On February 13, 2019, Alessandra Gianoncelli (TwinMic Beamline at Elettra Sincrotrone, Trieste, Italy) and Simona Raneri (University of Pisa, Department of Earth Sciences, Italy) performed the first user experiment on the PUMA line (Photons Used for Ancient Materials).

The PUMA beamline, which is optimised for the study of Ancient Materials, has opened its first experimental station. It is dedicated to 2D imaging with a micro-focused hard X-ray beam. The analytical techniques proposed are X-ray fluorescence spectroscopy (XRF), X-ray absorption Near-Edge structure (XANES) and X-ray powder diffraction (XRD). The PUMA line is operated by Sebastian Schoeder,Tulin Okbinoglu and Angélique Rouquié. The construction of the line was financed by the Île-de-France region and the Ministry of Research.

A. Gianoncelli and S. Raneri used XRF and XANES at the Iron K-edge and at 18 keV, with a 3 µm beam spot to study two sets of samples, obtained thanks to a collaboration with Prof. G.Barone and Prof. P. Mazzoleni from the University of Catania (Italy).
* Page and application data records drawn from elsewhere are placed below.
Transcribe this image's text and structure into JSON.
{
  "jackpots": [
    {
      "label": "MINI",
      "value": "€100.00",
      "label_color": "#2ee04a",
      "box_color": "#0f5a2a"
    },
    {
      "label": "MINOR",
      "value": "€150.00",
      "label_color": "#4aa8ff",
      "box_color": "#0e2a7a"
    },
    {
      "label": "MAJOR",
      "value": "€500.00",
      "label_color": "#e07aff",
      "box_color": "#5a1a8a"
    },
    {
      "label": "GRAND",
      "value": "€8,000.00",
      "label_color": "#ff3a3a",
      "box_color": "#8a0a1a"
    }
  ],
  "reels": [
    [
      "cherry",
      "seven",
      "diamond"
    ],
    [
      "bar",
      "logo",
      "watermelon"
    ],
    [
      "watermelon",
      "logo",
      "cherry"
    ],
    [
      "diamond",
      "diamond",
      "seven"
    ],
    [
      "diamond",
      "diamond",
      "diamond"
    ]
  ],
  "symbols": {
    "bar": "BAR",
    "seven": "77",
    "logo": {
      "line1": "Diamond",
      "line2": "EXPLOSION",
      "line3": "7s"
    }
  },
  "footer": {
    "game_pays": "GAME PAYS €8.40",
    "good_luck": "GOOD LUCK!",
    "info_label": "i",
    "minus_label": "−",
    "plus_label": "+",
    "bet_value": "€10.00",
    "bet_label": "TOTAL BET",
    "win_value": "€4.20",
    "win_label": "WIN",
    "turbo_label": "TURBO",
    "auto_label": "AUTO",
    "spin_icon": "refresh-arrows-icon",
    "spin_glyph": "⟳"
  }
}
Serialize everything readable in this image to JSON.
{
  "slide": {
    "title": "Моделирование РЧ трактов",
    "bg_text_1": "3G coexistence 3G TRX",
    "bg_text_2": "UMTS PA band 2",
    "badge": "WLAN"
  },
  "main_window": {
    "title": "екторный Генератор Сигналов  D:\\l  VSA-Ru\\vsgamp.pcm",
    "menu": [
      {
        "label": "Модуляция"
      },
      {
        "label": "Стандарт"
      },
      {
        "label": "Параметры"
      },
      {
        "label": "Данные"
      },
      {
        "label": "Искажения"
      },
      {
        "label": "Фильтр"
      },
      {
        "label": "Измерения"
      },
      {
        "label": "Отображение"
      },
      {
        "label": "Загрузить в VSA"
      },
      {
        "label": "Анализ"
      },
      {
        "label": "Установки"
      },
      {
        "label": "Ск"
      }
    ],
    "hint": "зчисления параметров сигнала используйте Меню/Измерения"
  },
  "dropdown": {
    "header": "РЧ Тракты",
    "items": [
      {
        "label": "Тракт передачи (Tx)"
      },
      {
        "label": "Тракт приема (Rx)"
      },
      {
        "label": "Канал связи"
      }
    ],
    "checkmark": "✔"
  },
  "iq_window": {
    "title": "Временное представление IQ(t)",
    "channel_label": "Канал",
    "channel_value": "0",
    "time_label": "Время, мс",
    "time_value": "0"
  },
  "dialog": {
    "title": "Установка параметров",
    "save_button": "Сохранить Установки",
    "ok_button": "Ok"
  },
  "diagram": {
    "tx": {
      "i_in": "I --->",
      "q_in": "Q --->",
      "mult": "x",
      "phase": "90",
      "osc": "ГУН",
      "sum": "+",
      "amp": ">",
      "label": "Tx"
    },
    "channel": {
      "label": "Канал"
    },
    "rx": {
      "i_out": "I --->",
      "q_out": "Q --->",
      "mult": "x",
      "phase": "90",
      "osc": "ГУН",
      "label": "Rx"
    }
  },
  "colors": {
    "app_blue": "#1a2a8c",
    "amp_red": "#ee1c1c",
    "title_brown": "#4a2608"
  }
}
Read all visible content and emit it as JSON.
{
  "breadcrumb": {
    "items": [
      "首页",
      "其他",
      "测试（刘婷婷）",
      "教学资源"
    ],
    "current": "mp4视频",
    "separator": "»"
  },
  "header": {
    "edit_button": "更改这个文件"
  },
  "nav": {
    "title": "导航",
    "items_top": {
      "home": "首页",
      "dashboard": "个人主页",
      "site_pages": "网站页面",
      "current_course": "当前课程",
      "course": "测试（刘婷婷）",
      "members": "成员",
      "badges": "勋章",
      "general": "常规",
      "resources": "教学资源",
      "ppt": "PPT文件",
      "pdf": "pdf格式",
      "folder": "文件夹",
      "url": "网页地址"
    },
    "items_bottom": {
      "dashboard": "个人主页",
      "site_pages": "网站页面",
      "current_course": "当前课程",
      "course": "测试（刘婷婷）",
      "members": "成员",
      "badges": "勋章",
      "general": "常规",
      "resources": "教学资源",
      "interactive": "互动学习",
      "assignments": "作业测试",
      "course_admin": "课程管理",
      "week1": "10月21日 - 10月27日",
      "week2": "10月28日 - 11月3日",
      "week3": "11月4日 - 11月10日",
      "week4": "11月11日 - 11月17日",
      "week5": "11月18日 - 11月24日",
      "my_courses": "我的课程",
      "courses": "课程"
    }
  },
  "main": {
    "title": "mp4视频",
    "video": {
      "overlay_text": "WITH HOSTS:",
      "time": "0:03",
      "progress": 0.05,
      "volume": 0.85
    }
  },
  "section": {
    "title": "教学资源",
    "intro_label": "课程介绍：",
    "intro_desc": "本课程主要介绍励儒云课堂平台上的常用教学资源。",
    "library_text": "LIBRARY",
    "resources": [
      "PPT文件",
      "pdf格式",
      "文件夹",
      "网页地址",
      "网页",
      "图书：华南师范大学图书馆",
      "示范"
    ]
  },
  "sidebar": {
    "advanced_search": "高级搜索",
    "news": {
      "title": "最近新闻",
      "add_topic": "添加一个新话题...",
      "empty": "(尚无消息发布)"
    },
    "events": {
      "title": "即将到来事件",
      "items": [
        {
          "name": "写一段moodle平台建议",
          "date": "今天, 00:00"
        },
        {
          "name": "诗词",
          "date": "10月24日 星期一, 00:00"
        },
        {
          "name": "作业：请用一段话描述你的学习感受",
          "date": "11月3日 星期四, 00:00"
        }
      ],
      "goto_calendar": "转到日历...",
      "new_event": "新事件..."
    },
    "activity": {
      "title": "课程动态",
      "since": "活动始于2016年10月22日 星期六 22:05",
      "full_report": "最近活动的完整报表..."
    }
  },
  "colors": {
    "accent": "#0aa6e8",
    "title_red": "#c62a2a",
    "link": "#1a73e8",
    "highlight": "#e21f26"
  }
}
The first samples are black gloss wares coming from the Gela Museum in Sicily. Mapping of their chemical composition will provide new clues as to the manufacturing technique and origin of these objects produced in the 6th-5th century BC between Greece and the colonies in southern Italy.

The second set of samples consists of polychrome terracottas from the same period, discovered in the Palatine and the Roman Forum and preserved in the Archaeological Park of the Colosseum in Rome. The data collected may allow scientists to attribute these artifacts to Etruscan, Greek or Sicilian Greek painters. Hypotheses concerning the possible circulation of goods, craftsmen and technological processes in central Italy may also emerge.